Following a low carb diet has been proven time and again to be the most effective way to lose body fat quickly without compromising lean muscle. It also has a positive effect on blood sugar levels, can reduce high blood pressure, and generally gives its followers a better sense of well-being, with consistent energy levels, the ability to sleep better, and a reduction in appetite. There are however, a few myths about some negative effects relating to a low carb diet, which we hear time and again. Here we look at the truth behind these stories.
Myth #1 – Dr. Atkins died of obesity, due to complications caused by his own diet.
Dr. Robert Atkins, considered the father of the mainstream low carb diet, actually died in hospital as a result of a head injury he sustained because of a fall. He was a healthy weight, too – he gained a lot of fluid while he was intensive care, which caused him to look bloated, but he was not fat. His death was therefore the result of a tragic accident, and had nothing to do with the low carb diet he followed and wrote about. He had a lot of success treating overweight heart patients with his diet, which is what prompted him to publish it.
Myth #2 – The high fat content causes heart attacks.
If somebody is eating a diet full of carbs as well as a lot of fat, that fat gets stored in the body, clogging arteries and increasing the body fat ratio, which is incredibly unhealthy and can lead to heart attacks (as well as many other complications). For somebody who is in ketosis, both body fat and dietary fat are used as the body’s primary fuel source, and are not stored. This means they don’t cause the same damage they do if your body is fueled by glycogen.
Myth #3 – A low carb diet is bad for your kidneys.

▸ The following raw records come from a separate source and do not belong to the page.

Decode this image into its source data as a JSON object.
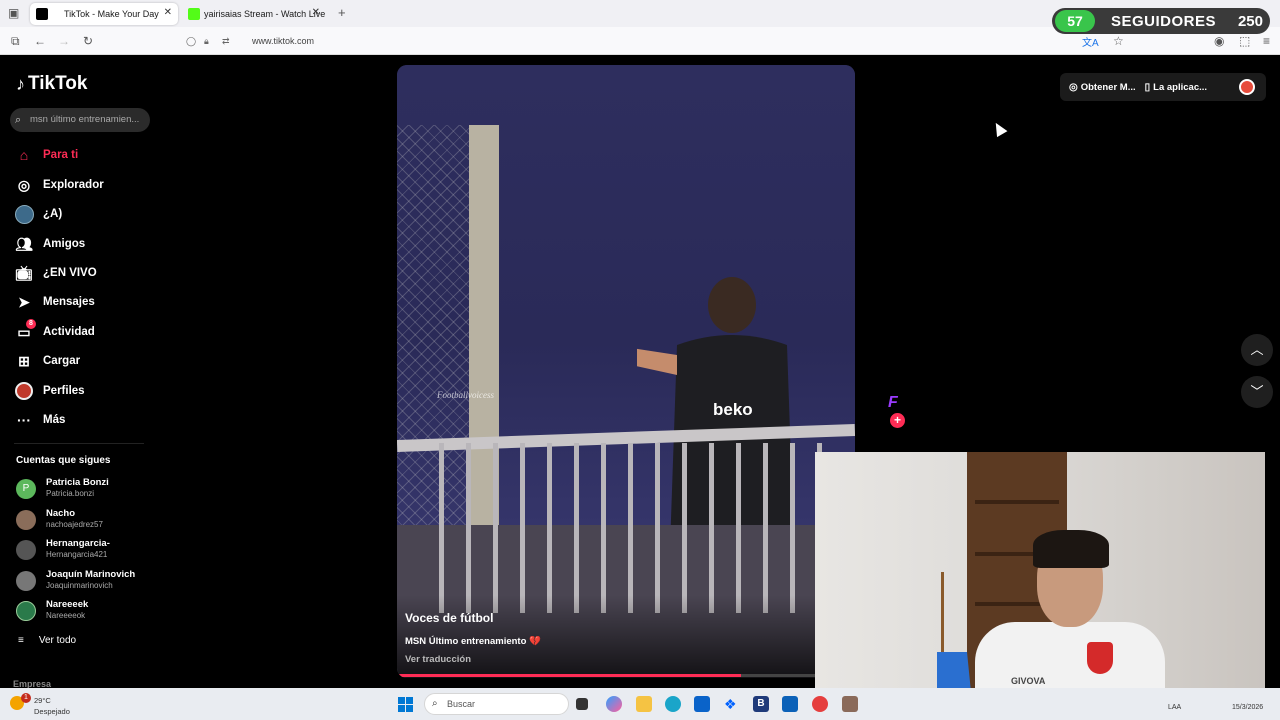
{
  "browser": {
    "tabs": [
      {
        "title": "TikTok - Make Your Day",
        "active": true
      },
      {
        "title": "yairisaias Stream - Watch Live o",
        "active": false
      }
    ],
    "url": "www.tiktok.com"
  },
  "overlay": {
    "followers_count": "57",
    "followers_label": "SEGUIDORES",
    "followers_goal": "250"
  },
  "sidebar": {
    "logo": "TikTok",
    "search_placeholder": "msn último entrenamien...",
    "nav": [
      {
        "label": "Para ti",
        "icon": "home-icon",
        "active": true
      },
      {
        "label": "Explorador",
        "icon": "compass-icon"
      },
      {
        "label": "¿A)",
        "icon": "avatar-icon"
      },
      {
        "label": "Amigos",
        "icon": "friends-icon"
      },
      {
        "label": "¿EN VIVO",
        "icon": "live-icon"
      },
      {
        "label": "Mensajes",
        "icon": "message-icon"
      },
      {
        "label": "Actividad",
        "icon": "activity-icon",
        "badge": "8"
      },
      {
        "label": "Cargar",
        "icon": "upload-icon"
      },
      {
        "label": "Perfiles",
        "icon": "profile-icon"
      },
      {
        "label": "Más",
        "icon": "more-icon"
      }
    ],
    "following_title": "Cuentas que sigues",
    "following": [
      {
        "name": "Patricia Bonzi",
        "username": "Patricia.bonzi",
        "initial": "P",
        "color": "#5cb85c"
      },
      {
        "name": "Nacho",
        "username": "nachoajedrez57",
        "color": "#8a6d5a"
      },
      {
        "name": "Hernangarcia-",
        "username": "Hernangarcia421",
        "color": "#555555"
      },
      {
        "name": "Joaquín Marinovich",
        "username": "Joaquinmarinovich",
        "color": "#777777"
      },
      {
        "name": "Nareeeek",
        "username": "Nareeeeok",
        "color": "#2a7a4a"
      }
    ],
    "see_all": "Ver todo",
    "footer": "Empresa"
  },
  "video": {
    "watermark": "Footballvoicess",
    "author": "Voces de fútbol",
    "caption": "MSN Último entrenamiento 💔",
    "translate": "Ver traducción",
    "progress": 0.75,
    "jersey_text": "beko"
  },
  "right_actions": {
    "get_coins": "Obtener M...",
    "app": "La aplicac..."
  },
  "webcam": {
    "shirt_brand": "GIVOVA"
  },
  "taskbar": {
    "weather_temp": "29°C",
    "weather_desc": "Despejado",
    "weather_badge": "1",
    "search_label": "Buscar",
    "lang": "LAA",
    "date": "15/3/2026"
  },
  "colors": {
    "accent": "#fe2c55",
    "followers_green": "#39c54b"
  }
}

The origin of this myth is that when somebody has kidney problems, they are usually advised to eat a low protein diet, and people tend to incorrectly believe that a low carb diet is extremely high in protein. This is not actually the case, the proportion of protein in a low carb diet is similar to that in a normal or low fat diet. The low carb diet is high fat, but not necessarily high protein.